7. Nutrition. Anyone looking at what those people are buying? Candy bars, Cokes, noodle meals, fatty frozen dinners...I did see some spagetti sauce, which could be considered healthy. But really... Notice, if you will, MOST of these extreme couponers they've shown are quite overweight. (No, not all, but many.) Convenience food should be a sometimes thing, not a daily meal. It's just not good for you. I am reminded of the show Heavy and how the nutritionist said you should stick to the outside aisles...nothing canned or processed. Hmm...a good thing to think about...

There are, of course, SOME good things.

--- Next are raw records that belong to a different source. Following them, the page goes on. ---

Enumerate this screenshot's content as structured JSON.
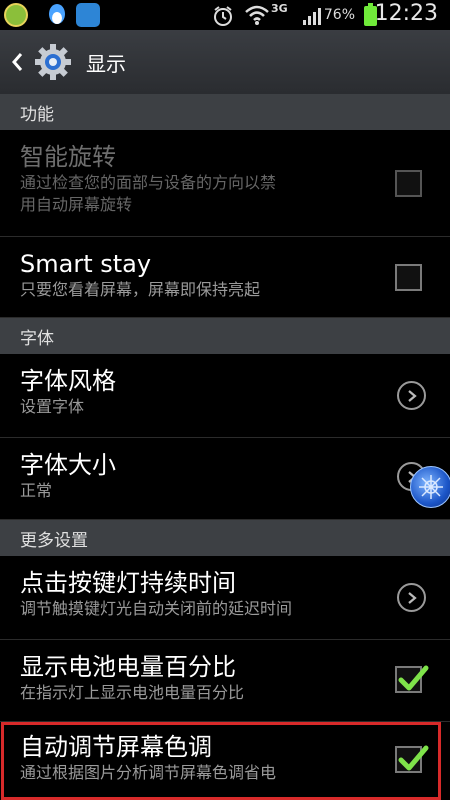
{
  "status_bar": {
    "network": "3G",
    "battery": "76%",
    "time": "12:23",
    "icons": [
      "app-icon",
      "qq-icon",
      "app-icon",
      "alarm-icon",
      "wifi-icon",
      "signal-icon",
      "battery-icon"
    ]
  },
  "header": {
    "title": "显示"
  },
  "sections": {
    "function": "功能",
    "font": "字体",
    "more": "更多设置"
  },
  "rows": {
    "smart_rotation": {
      "title": "智能旋转",
      "subtitle1": "通过检查您的面部与设备的方向以禁",
      "subtitle2": "用自动屏幕旋转"
    },
    "smart_stay": {
      "title": "Smart stay",
      "subtitle": "只要您看着屏幕，屏幕即保持亮起"
    },
    "font_style": {
      "title": "字体风格",
      "subtitle": "设置字体"
    },
    "font_size": {
      "title": "字体大小",
      "subtitle": "正常"
    },
    "key_light": {
      "title": "点击按键灯持续时间",
      "subtitle": "调节触摸键灯光自动关闭前的延迟时间"
    },
    "battery_pct": {
      "title": "显示电池电量百分比",
      "subtitle": "在指示灯上显示电池电量百分比"
    },
    "auto_tone": {
      "title": "自动调节屏幕色调",
      "subtitle": "通过根据图片分析调节屏幕色调省电"
    }
  },
  "accent_color": "#7fe34a"
}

No impulse buys, for instance, which can kill anyone's shopping budget. And teaching your kids about money and budgeting, which is always good. And having a small stash is certainly not a bad thing to have on hand. One never knows when something like bad weather (think hurricanes or tornados) can hinder simple things like getting groceries. Or just a month that has too many unexpected expenses. Gotta' fix the truck? Okay, well, we'll use our stash and back off on the shopping this month. But I don't think it should take over your life or house like it has obviously done in these people's lives.

That said, to each their own. I suppose it doesn't hurt me at all if someone wants to spend every waking moment clipping coupons and organizing spagetti sauce. :)